Conversational Implicature is a notion devised by Paul Grice in 1975. It looks at the relation between what people say and what they actually mean in a conversation. Grice developed four "maxims" of conversation, which describe what listeners assume speech will be like.

Implicature is defined as "the implied meaning generated intentionally by the speaker [1] These meanings are often made covertly, hidden using politeness strategies (See Example Research: Politeness Theory).

 John: Do you want to come to the pub?
 Fred: I'm washing my hair.
In this example, it seems as though Fred isn't actually answering the question. He certainly doesn't actually say whether or not he will go to the pub with John. The implicature of his response, though, is that he isn't coming. He has conveyed a meaning, intentionally, without explicitly stating it.

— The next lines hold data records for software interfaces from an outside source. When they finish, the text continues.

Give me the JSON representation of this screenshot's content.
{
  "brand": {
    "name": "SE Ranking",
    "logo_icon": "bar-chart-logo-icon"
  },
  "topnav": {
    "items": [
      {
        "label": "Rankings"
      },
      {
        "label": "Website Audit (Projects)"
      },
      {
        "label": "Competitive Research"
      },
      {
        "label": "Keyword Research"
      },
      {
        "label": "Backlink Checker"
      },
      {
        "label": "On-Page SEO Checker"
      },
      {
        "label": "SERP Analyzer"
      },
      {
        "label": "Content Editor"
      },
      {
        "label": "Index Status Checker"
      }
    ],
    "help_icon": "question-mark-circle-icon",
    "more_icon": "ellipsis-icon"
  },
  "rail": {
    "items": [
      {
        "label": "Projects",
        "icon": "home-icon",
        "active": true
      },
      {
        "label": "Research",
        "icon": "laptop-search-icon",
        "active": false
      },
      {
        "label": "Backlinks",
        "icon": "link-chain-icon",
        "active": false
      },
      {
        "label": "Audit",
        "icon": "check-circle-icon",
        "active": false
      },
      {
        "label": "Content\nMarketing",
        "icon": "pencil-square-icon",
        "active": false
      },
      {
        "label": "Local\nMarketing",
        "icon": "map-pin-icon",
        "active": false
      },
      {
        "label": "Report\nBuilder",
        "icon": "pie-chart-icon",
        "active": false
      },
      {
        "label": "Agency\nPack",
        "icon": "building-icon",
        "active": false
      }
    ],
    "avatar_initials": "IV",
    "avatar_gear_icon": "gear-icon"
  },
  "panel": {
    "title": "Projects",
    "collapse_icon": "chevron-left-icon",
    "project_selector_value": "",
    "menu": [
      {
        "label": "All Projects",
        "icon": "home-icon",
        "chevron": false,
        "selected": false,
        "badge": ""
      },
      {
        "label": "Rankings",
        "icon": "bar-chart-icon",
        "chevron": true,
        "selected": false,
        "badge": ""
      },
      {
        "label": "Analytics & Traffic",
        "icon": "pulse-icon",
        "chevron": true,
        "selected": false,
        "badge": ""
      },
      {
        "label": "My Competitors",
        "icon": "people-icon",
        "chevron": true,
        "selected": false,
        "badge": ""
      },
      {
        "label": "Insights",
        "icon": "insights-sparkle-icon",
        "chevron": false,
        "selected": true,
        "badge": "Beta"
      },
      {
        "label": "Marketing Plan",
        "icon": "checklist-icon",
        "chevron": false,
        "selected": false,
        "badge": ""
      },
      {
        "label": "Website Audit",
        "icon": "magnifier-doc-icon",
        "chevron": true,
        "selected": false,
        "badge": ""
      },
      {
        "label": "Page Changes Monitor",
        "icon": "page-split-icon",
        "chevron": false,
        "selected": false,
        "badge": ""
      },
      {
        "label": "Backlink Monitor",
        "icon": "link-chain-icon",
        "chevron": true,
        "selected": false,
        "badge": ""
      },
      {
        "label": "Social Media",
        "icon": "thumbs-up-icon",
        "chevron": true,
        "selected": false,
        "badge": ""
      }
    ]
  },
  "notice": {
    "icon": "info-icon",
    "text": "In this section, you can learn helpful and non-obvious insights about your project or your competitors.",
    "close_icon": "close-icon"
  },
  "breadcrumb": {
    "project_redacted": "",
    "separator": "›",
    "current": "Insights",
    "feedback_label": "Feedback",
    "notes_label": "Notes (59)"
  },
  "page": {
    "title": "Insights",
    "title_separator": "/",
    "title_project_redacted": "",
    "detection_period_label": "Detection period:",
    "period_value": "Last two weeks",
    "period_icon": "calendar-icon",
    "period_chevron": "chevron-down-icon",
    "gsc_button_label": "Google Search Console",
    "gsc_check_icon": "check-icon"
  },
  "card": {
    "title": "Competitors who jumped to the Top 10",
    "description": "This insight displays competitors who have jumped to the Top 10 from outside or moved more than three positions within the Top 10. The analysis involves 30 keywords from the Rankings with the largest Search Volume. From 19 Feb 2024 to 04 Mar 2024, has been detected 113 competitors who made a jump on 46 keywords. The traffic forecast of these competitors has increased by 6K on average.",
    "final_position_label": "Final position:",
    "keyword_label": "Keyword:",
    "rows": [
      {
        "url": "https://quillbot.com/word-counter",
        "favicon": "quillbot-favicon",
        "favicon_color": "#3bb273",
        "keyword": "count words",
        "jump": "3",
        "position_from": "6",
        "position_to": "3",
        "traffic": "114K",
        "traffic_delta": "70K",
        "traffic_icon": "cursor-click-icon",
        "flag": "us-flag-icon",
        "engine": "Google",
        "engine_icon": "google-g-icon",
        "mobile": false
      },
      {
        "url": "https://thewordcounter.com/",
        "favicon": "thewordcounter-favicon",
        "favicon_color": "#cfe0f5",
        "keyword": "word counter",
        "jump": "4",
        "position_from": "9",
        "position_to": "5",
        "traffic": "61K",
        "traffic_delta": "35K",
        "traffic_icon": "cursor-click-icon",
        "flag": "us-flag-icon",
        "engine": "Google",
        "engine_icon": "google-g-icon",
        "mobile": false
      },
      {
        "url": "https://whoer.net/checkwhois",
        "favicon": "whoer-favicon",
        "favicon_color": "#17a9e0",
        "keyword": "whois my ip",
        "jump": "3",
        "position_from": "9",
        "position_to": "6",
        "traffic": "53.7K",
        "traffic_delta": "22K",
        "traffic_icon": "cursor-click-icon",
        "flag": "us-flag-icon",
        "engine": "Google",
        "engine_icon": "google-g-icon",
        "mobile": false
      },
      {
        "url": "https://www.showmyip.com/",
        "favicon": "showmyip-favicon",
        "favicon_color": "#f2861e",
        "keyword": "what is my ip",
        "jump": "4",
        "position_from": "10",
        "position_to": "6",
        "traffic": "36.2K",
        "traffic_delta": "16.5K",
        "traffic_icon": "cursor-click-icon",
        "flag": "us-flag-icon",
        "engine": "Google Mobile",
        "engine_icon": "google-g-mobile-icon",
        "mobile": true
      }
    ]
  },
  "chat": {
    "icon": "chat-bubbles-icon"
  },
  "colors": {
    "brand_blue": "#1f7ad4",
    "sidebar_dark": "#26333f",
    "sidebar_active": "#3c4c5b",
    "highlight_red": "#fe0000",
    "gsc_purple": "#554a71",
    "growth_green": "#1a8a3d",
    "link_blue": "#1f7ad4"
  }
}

The Co-operative Principle is the collective name for Paul Grice's four conversational maxims which enable effective and cooperative conversation. Paul Grice (who you can find out more about here: Who does Pragmatics?) came up with these not as a set of prescriptive rules that people should follow in conversation, but as a means of describing and analysing the way people convey meanings in real life interactions:
The Maxim of Quantity
The Maxim of Quality
The Maxim of Relation
The Maxim of Manner
Giving only the necessary amount of information - not too much or too little.
Only speaking the truth - not knowingly giving false information.
Being relevant to the current topic of conversation.
Avoiding ambiguity or obscurity in your speech. [2]